Please return the whole listing. Keep each line exactly the same.
####################
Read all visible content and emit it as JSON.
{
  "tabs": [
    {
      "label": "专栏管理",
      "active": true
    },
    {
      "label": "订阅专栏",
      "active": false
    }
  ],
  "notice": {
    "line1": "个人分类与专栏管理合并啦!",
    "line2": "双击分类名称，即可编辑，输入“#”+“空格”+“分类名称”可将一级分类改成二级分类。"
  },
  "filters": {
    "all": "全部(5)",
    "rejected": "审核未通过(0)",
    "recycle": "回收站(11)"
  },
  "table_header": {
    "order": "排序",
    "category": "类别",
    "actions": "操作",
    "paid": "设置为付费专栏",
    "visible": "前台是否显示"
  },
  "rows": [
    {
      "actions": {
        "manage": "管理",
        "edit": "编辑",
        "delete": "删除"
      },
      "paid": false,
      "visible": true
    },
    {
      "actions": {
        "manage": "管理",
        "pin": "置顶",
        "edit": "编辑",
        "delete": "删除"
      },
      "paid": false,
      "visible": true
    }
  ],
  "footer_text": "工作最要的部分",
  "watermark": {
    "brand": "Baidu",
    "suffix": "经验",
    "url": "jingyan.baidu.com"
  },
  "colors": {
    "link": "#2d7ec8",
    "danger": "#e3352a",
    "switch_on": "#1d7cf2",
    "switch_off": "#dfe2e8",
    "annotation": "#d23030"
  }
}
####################
● **ANSWER SPACE**:
Read all visible content and emit it as JSON.
{
  "tabs": [
    {
      "label": "专栏管理",
      "active": true
    },
    {
      "label": "订阅专栏",
      "active": false
    }
  ],
  "notice": {
    "line1": "个人分类与专栏管理合并啦!",
    "line2": "双击分类名称，即可编辑，输入“#”+“空格”+“分类名称”可将一级分类改成二级分类。"
  },
  "filters": {
    "all": "全部(5)",
    "rejected": "审核未通过(0)",
    "recycle": "回收站(11)"
  },
  "table_header": {
    "order": "排序",
    "category": "类别",
    "actions": "操作",
    "paid": "设置为付费专栏",
    "visible": "前台是否显示"
  },
  "rows": [
    {
      "actions": {
        "manage": "管理",
        "edit": "编辑",
        "delete": "删除"
      },
      "paid": false,
      "visible": true
    },
    {
      "actions": {
        "manage": "管理",
        "pin": "置顶",
        "edit": "编辑",
        "delete": "删除"
      },
      "paid": false,
      "visible": true
    }
  ],
  "footer_text": "工作最要的部分",
  "watermark": {
    "brand": "Baidu",
    "suffix": "经验",
    "url": "jingyan.baidu.com"
  },
  "colors": {
    "link": "#2d7ec8",
    "danger": "#e3352a",
    "switch_on": "#1d7cf2",
    "switch_off": "#dfe2e8",
    "annotation": "#d23030"
  }
}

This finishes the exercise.